The collar is pleasingly thick - slightly thicker than my Vulkan Pro Light (photo below, Vulkan is black), but not as thick as the Black Eagle single weave. The entire collar and lapel construction is the usual rubber inner with cotton surface.
These trousers have a thick rope-style tie cord, much like the Tatami Fightwear Zero G. I prefer these to the flat cotton types as the rope styles tend to stay knotted and do not get lost inside the hem.
The knees are double lined as you would expect from a BJJ gi and the length and ankle widths were acceptable - not too short and not too wide. The fabric does seem very thin compared to most other gis I have tested.
I did notice one design flaw - see photo below, the rope cord had a tendency to ride up beyong the hem of my trousers due to the overly narrow placement of the front belt loops. This did not impinge on me when rolling, but I can imagine they could get caught in a finger or other appendage.
The manufacturer's website states that this gi is pre-shrunk and apart from that, there are no other care instructions. I chose to wash it at 40 degrees.
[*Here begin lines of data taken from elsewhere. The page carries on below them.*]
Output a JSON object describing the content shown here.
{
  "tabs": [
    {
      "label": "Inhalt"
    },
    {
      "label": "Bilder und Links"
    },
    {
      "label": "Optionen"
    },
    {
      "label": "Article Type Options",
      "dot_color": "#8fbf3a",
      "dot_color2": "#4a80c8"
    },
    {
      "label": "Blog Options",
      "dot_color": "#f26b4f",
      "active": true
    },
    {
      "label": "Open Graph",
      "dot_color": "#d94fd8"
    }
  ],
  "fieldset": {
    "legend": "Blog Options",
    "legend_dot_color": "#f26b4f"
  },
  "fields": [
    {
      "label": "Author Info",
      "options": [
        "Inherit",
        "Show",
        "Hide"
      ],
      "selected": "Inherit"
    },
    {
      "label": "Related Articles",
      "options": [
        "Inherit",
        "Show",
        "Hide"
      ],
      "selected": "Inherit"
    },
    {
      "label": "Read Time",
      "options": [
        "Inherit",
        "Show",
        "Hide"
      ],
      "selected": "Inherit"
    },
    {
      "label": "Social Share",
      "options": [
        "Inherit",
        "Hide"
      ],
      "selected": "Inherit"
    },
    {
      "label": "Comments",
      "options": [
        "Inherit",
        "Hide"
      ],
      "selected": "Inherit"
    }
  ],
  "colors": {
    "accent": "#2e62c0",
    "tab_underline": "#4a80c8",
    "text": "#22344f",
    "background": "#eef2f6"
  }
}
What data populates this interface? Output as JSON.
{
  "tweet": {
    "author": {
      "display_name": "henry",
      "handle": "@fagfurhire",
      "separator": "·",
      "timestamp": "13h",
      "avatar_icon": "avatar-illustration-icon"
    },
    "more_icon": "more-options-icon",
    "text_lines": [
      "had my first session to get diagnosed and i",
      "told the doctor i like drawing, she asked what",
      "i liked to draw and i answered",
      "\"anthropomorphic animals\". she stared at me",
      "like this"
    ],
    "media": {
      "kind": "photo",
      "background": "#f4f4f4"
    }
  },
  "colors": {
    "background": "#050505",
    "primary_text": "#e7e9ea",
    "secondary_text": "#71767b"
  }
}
After several washes the jacket had shrunk about 4-6% but the most noticeable shrinkage was on the trouser length - almost 10%. For my personal preference, this is perfect as a non-shrinking A2 would normally be too big for me.
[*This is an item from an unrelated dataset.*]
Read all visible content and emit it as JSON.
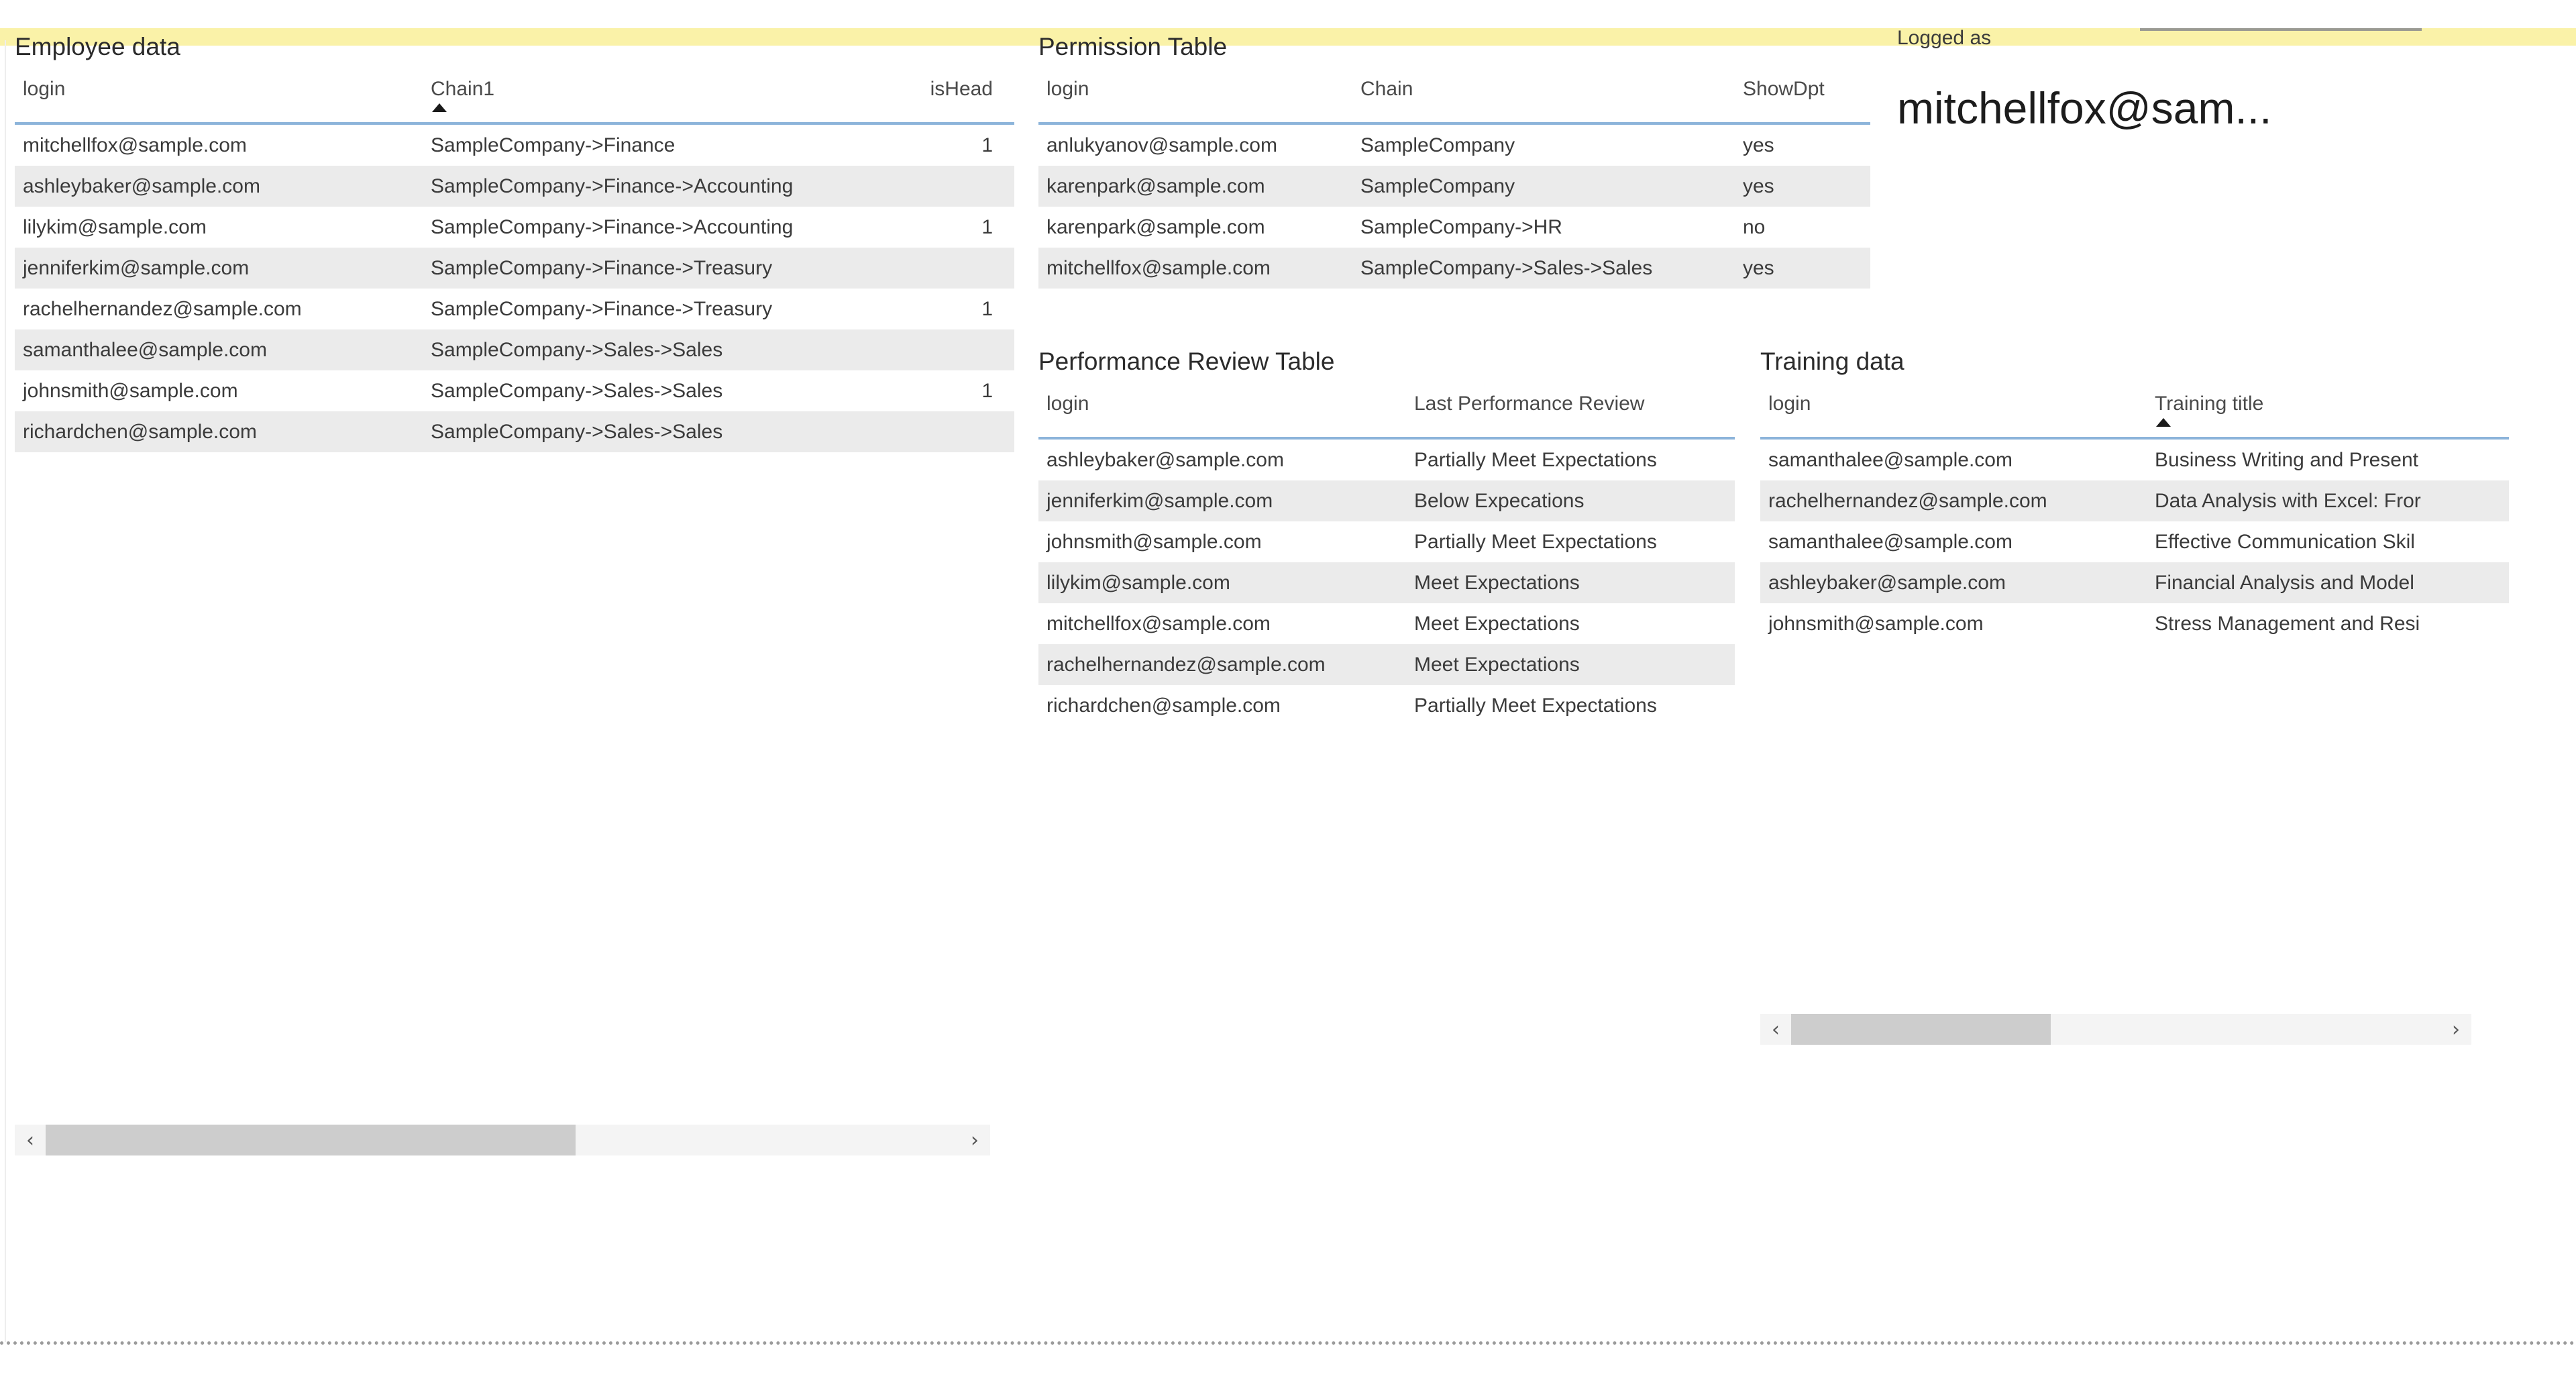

Fit and comfort
For the record, my stats are: Height=167cm, weight=59Kg, wingspan (fingertip to fingertip)=173cm.
Straight out of the bag, this gi was a tad large on me, but with the small degree of shrinkage after two washes I felt the jacket fitted me perfectly but the trousers were a tad too short.
After half a dozen BJJ sessions the lightness of the gi was very apparent. I felt the collar lapels however were a bit too stiff but this may soften over time. I also quite like the Black Eagle lapels as these have a slight ridge of softer material that 'bulks' out the leading edge of their rubberised collar (on the single weave) and I think the TUFF gi would benefit from such an addition.
For most traditional martial arts, the cost of a student uniform ranges between £10 to £50. Most BJJ uniforms cost over £50 and it could be argued that the cost of uniforms is a limiting factor to the growth of the sport.
TUFF Fightwear have broken the £50 barrier and produced a gi that is within the affordability range of your average BJJ student - especially someone who is new to the sport and does not wish to spend over £100 for a 'prestige' brand such as Koral or Atama. Of course it is possible to buy a much cheaper judo uniform, but the BJJ style of cut (longer sleeves, narrower cuffs, one-piece design) just seems to feel a lot better when rolling on the ground.
What I found surprising is that the TUFF gi is made to very high standards, with small details, such as the rope drawstring, triple stitching, reinforced sleeve cuffs and embroidered logos, that enhance the quality of the product. The jacket is very light and the trousers, although a tad thin for my liking, seem durable enough to withstand the rigours of regular training. The patches are nice and it certainly does not look 'cheap'.
It is possible that over an extended period of use, the gi may not last as long as a well-known brand - this has yet to be tested. I personally would recommend this gi to beginners of the sport, and to more experienced BJJers looking for an affordable second gi or as a very light gi when cutting weight for a tournament.
TUFF Fightwear website: http://www.tufffightwear.net/
Other budget BJJ brands to consider: Blitz Lutador BJJ kimono, Cimac BJJ gi and Playwell BJJ gi.
My other gi reviews:
Great British Gi Review (Malvado v Zero G v Black Eagle)
Faixa Rua Classico
Disclaimer: This article represents my own personal views. I am not sponsored or endorsed by TUFF Fightwear or any other gi company.
Favour: Please mention my blog, 'Meerkatsu.com' when ordering your gi. I do not receive any stipend but it helps me when working future reviews, cheers :)